Of all the enviable brain-types out there, I find scientists to be a source of wonder. Their extraordinary analytical minds allow them to connect dots invisible to the rest of us.
In my working experience, I see many of these amazing scientific minds put to good use for the environment and natural resources. These are great people. Fiercely intelligent, quirky, and burning with the magic combination of insatiable curiosity and a need to make the world a better place.
These super-humans do have one flaw though. For better or worse, most people who work for environmental organizations — especially if they’ve had any scientific training — have been programmed to write in a very academic, formal style.
Unfortunately, that is almost always a formula for failure.
When a superior intellect is a bad thing
Although a rare gift, the environmental sciences do have a scattering of noteworthy brains that can operate on both the level of a top-tier scientist, and posses the ability to translate that data into inspiring, soul-achingly beautiful language.
I’m referring, of course, to the poet-scientist, who holds a special place in American environmentalism.
Lucky for us, these greats have used their talent to spread the need for resource protection and environmental awareness.

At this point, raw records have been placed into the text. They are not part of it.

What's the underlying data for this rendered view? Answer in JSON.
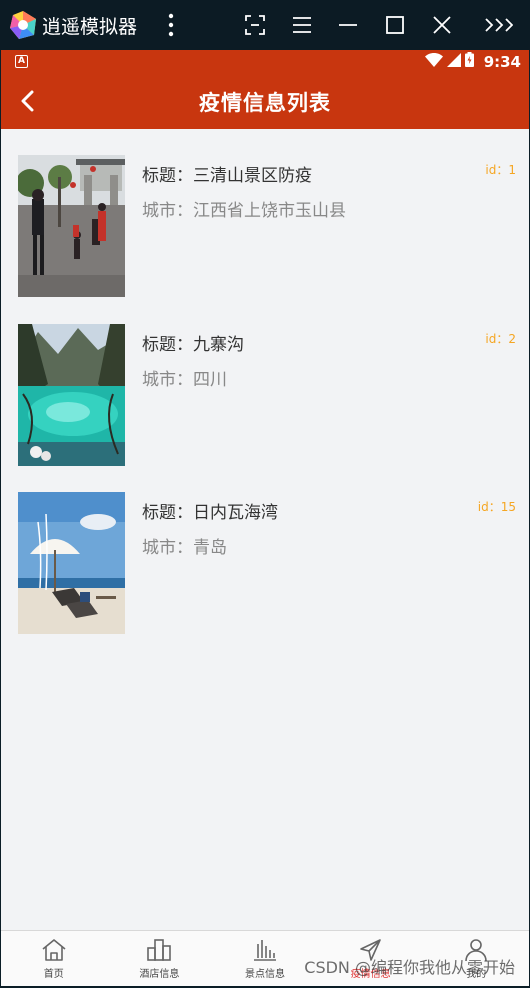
{
  "emulator": {
    "title": "逍遥模拟器",
    "icons": [
      "app-logo-icon",
      "more-vert-icon",
      "screenshot-icon",
      "menu-icon",
      "minimize-icon",
      "maximize-icon",
      "close-icon",
      "expand-icon"
    ]
  },
  "status_bar": {
    "time": "9:34",
    "notification_letter": "A"
  },
  "header": {
    "title": "疫情信息列表"
  },
  "items": [
    {
      "title_label": "标题：",
      "title": "三清山景区防疫",
      "city_label": "城市：",
      "city": "江西省上饶市玉山县",
      "id_label": "id：",
      "id": "1",
      "image": "scenic-square-photo"
    },
    {
      "title_label": "标题：",
      "title": "九寨沟",
      "city_label": "城市：",
      "city": "四川",
      "id_label": "id：",
      "id": "2",
      "image": "lake-valley-photo"
    },
    {
      "title_label": "标题：",
      "title": "日内瓦海湾",
      "city_label": "城市：",
      "city": "青岛",
      "id_label": "id：",
      "id": "15",
      "image": "beach-umbrella-photo"
    }
  ],
  "bottom_nav": [
    {
      "label": "首页",
      "icon": "home-icon",
      "active": false
    },
    {
      "label": "酒店信息",
      "icon": "building-icon",
      "active": false
    },
    {
      "label": "景点信息",
      "icon": "bar-chart-icon",
      "active": false
    },
    {
      "label": "疫情信息",
      "icon": "send-icon",
      "active": true
    },
    {
      "label": "我的",
      "icon": "user-icon",
      "active": false
    }
  ],
  "watermark": "CSDN @编程你我他从零开始",
  "colors": {
    "primary": "#c8360f",
    "accent_id": "#f5a623",
    "active_nav": "#e03030",
    "background": "#f2f3f5"
  }
}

What I hope is abundantly clear is that you can’t do the writing yourself.
Sometimes scientists need a translator
That formal, academic language scientists are so rigorously trained to use is often the fallback when trying to communicate about important work. Many people are under the false impression that using it will impress the average reader.
But, the average reader has not been trained to read academic language, and formal, dry articles can bore the pants off even the most devoted follower.

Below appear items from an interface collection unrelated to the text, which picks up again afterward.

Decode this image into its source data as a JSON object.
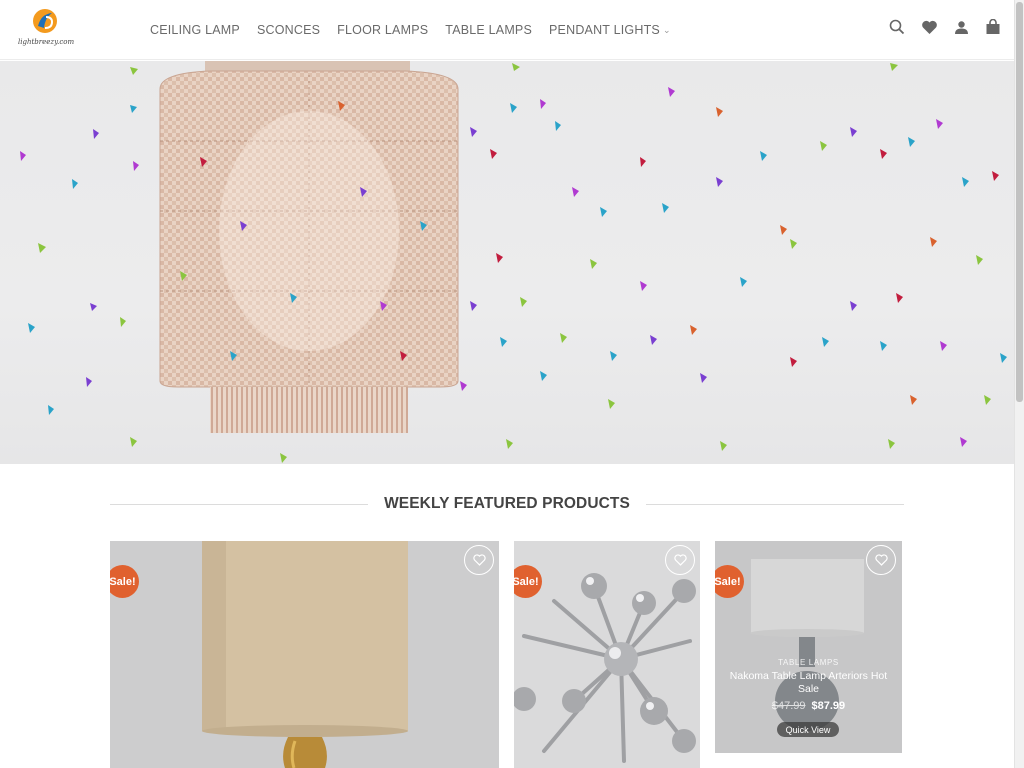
{
  "logo": {
    "text": "lightbreezy.com"
  },
  "nav": {
    "items": [
      {
        "label": "CEILING LAMP"
      },
      {
        "label": "SCONCES"
      },
      {
        "label": "FLOOR LAMPS"
      },
      {
        "label": "TABLE LAMPS"
      },
      {
        "label": "PENDANT LIGHTS",
        "has_dropdown": true
      }
    ]
  },
  "header_icons": [
    "search-icon",
    "heart-icon",
    "user-icon",
    "shopping-bag-icon"
  ],
  "hero": {
    "icons": [
      "pendant-lamp-image",
      "confetti-decoration"
    ]
  },
  "section": {
    "title": "WEEKLY FEATURED PRODUCTS"
  },
  "products": [
    {
      "badge": "Sale!",
      "image": "drum-shade-table-lamp"
    },
    {
      "badge": "Sale!",
      "image": "sputnik-chrome-chandelier"
    },
    {
      "badge": "Sale!",
      "image": "white-shade-table-lamp",
      "category": "TABLE LAMPS",
      "title": "Nakoma Table Lamp Arteriors Hot Sale",
      "old_price": "$47.99",
      "new_price": "$87.99",
      "quick_view": "Quick View"
    }
  ],
  "colors": {
    "sale_badge": "#e0612f",
    "logo_orange": "#f39a1e",
    "logo_blue": "#1d6fb8"
  }
}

In my experience, when a reader can’t understand what you’re saying, you won’t get their support, and in the end, that means you won’t get their money.
Where art and science meet in the middle
In a broad sense, copywriting (a unique combination of science and art), is simply a style of writing meant to persuade a reader.
So, for those science heavy organizations wishing to impart a finding that will impact the world in some positive way, a good copywriter will not only be able to communicate your information in language everyone can understand, but they’ll take it a step farther and inspire your reader to take action.
Action can be a simple changing of the mind (anyone who has tried to convince a nonbeliever that climate change is for real knows that changing an opinion is, in fact, no simple thing).
It can be a call to attend a rally or getting someone to sign a petition. It can be simply getting someone to donate to your cause (that’s also not as simple as it sounds), or to share your story on social media.
The truth is, although copywriters must think and create like an artists, their work, unlike many forms of art, can be measured.
And, as we all know, scientists love to measure.
Create, test, measure, adjust. Repeat.
To write a persuasive piece meant for anyone around the world to understand and take an action on, you have to be willing to get creative, take some very unscientific risks, and write like you’re explaining your project or product to a 10-year old over pancakes (before you’ve had coffee).
It has to be that easy.
I’m not saying a good environmental copywriter is going to dumb-down your work. Never.
But seriously, no one, regardless of how educated, technical or rich your supporters are, has ever said, “Gee, that was way too easy to understand.”
Scientific writing is generally an informative and intellectual experience. But, persuasive writing–copywriting– must appeal to the heart.
And it’s the heart that propels someone to action, not their intellect.
People are looking for inspiration, not facts. The facts won’t exactly disappear from a well-written piece, but they’ll become part of the rationale for taking an action, not the reason.
We need your scientific minds to keep up the good work. But, as I’m sure you know, competition for funds and attention from the public is fierce. There are 1.5 million nonprofits in the U.S. alone willing to take your place in the hearts of a supporter. No matter how great your cause, or how impressive your findings, if someone else is explaining their work better, you’ve already lost.
So to you admirable, super-humans…don’t forget to check your ego at this door. Elicit some help. It will help your cause, and your work, in the long run if you get someone else to translate your findings to the general public.
After all, it’s almost impossible for someone in your position to put yourself in your readers position.
You simply know too much.